### ASSIGNMENT
When a line of the entries contains "text", please list that line.

(Records excerpted from a collection)
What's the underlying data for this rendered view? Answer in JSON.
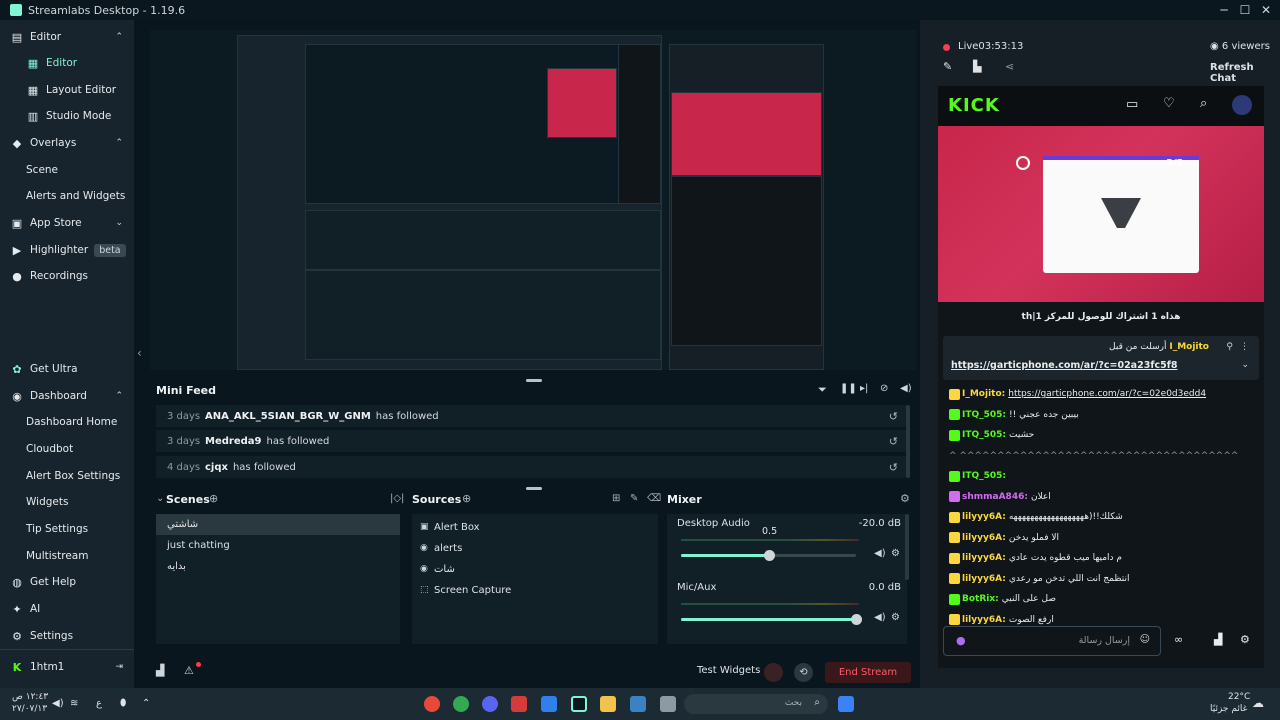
{
  "window": {
    "title": "Streamlabs Desktop - 1.19.6",
    "minimize": "─",
    "maximize": "☐",
    "close": "✕"
  },
  "sidebar": {
    "items": [
      {
        "label": "Editor",
        "icon": "editor-icon",
        "chevron": "⌃"
      },
      {
        "label": "Editor",
        "icon": "editor-sub-icon",
        "active": true
      },
      {
        "label": "Layout Editor",
        "icon": "layout-icon"
      },
      {
        "label": "Studio Mode",
        "icon": "studio-icon"
      },
      {
        "label": "Overlays",
        "icon": "overlays-icon",
        "chevron": "⌃"
      },
      {
        "label": "Scene"
      },
      {
        "label": "Alerts and Widgets"
      },
      {
        "label": "App Store",
        "icon": "app-store-icon",
        "chevron": "⌄"
      },
      {
        "label": "Highlighter",
        "icon": "highlighter-icon",
        "badge": "beta"
      },
      {
        "label": "Recordings",
        "icon": "recordings-icon"
      }
    ],
    "bottom_items": [
      {
        "label": "Get Ultra",
        "icon": "ultra-icon"
      },
      {
        "label": "Dashboard",
        "icon": "dashboard-icon",
        "chevron": "⌃"
      },
      {
        "label": "Dashboard Home"
      },
      {
        "label": "Cloudbot"
      },
      {
        "label": "Alert Box Settings"
      },
      {
        "label": "Widgets"
      },
      {
        "label": "Tip Settings"
      },
      {
        "label": "Multistream"
      },
      {
        "label": "Get Help",
        "icon": "help-icon"
      },
      {
        "label": "AI",
        "icon": "ai-icon"
      },
      {
        "label": "Settings",
        "icon": "settings-icon"
      }
    ],
    "user": {
      "name": "1htm1",
      "logout_icon": "logout-icon"
    }
  },
  "minifeed": {
    "title": "Mini Feed",
    "rows": [
      {
        "days": "3 days",
        "user": "ANA_AKL_5SIAN_BGR_W_GNM",
        "action": "has followed"
      },
      {
        "days": "3 days",
        "user": "Medreda9",
        "action": "has followed"
      },
      {
        "days": "4 days",
        "user": "cjqx",
        "action": "has followed"
      }
    ]
  },
  "scenes": {
    "title": "Scenes",
    "items": [
      "شاشتي",
      "just chatting",
      "بدايه"
    ],
    "selected": 0
  },
  "sources": {
    "title": "Sources",
    "items": [
      {
        "label": "Alert Box",
        "icon": "alert-box-icon"
      },
      {
        "label": "alerts",
        "icon": "globe-icon"
      },
      {
        "label": "شات",
        "icon": "globe-icon"
      },
      {
        "label": "Screen Capture",
        "icon": "screen-capture-icon"
      }
    ]
  },
  "mixer": {
    "title": "Mixer",
    "channels": [
      {
        "name": "Desktop Audio",
        "db": "-20.0 dB",
        "level": 0.5,
        "level_label": "0.5"
      },
      {
        "name": "Mic/Aux",
        "db": "0.0 dB",
        "level": 1.0
      }
    ]
  },
  "footer": {
    "test_widgets": "Test Widgets",
    "end_stream": "End Stream"
  },
  "live": {
    "status": "Live",
    "time": "03:53:13",
    "viewers": "6 viewers",
    "refresh_chat": "Refresh Chat"
  },
  "kick": {
    "logo": "KICK",
    "stream_caption": "th|هذاه 1 اشتراك للوصول للمركز 1",
    "pinned": {
      "user": "I_Mojito",
      "label": "أرسلت من قبل",
      "link": "https://garticphone.com/ar/?c=02a23fc5f8"
    },
    "messages": [
      {
        "user": "I_Mojito",
        "text": "https://garticphone.com/ar/?c=02e0d3edd4",
        "color": "#fbd63c"
      },
      {
        "user": "ITQ_505",
        "text": "!! بيبين جده عجني",
        "color": "#53fc18"
      },
      {
        "user": "ITQ_505",
        "text": "حشيت",
        "color": "#53fc18"
      },
      {
        "user": "",
        "text": "^ ^^^^^^^^^^^^^^^^^^^^^^^^^^^^^^^^^^^^^",
        "color": "#8e9aa1"
      },
      {
        "user": "ITQ_505",
        "text": "",
        "color": "#53fc18"
      },
      {
        "user": "shmmaA846",
        "text": "اعلان",
        "color": "#d46cf0"
      },
      {
        "user": "lilyyy6A",
        "text": "شكلك!!(ههههههههههههههههههه",
        "color": "#fbd63c"
      },
      {
        "user": "lilyyy6A",
        "text": "الا فملو يدخن",
        "color": "#fbd63c"
      },
      {
        "user": "lilyyy6A",
        "text": "م داميها ميب قطوه يدت عادي",
        "color": "#fbd63c"
      },
      {
        "user": "lilyyy6A",
        "text": "انتظمج انت اللي تدخن مو رعدي",
        "color": "#fbd63c"
      },
      {
        "user": "BotRix",
        "text": "صل على النبي",
        "color": "#53fc18"
      },
      {
        "user": "lilyyy6A",
        "text": "ارفع الصوت",
        "color": "#fbd63c"
      }
    ],
    "input_placeholder": "إرسال رسالة"
  },
  "taskbar": {
    "search_placeholder": "بحث",
    "time": "١٢:٤٣ ص",
    "date": "٢٧/٠٧/١٣",
    "lang": "ع",
    "weather_temp": "22°C",
    "weather_desc": "غائم جزئيًا"
  },
  "colors": {
    "accent": "#80f5d2",
    "kick_green": "#53fc18",
    "end_stream": "#ff5a6a",
    "live_dot": "#ff3b4e"
  }
}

### EXERCISE OUTPUT
        "text": "https://garticphone.com/ar/?c=02e0d3edd4",
        "text": "!! بيبين جده عجني",
        "text": "حشيت",
        "text": "^ ^^^^^^^^^^^^^^^^^^^^^^^^^^^^^^^^^^^^^",
        "text": "",
        "text": "اعلان",
        "text": "شكلك!!(ههههههههههههههههههه",
        "text": "الا فملو يدخن",
        "text": "م داميها ميب قطوه يدت عادي",
        "text": "انتظمج انت اللي تدخن مو رعدي",
        "text": "صل على النبي",
        "text": "ارفع الصوت",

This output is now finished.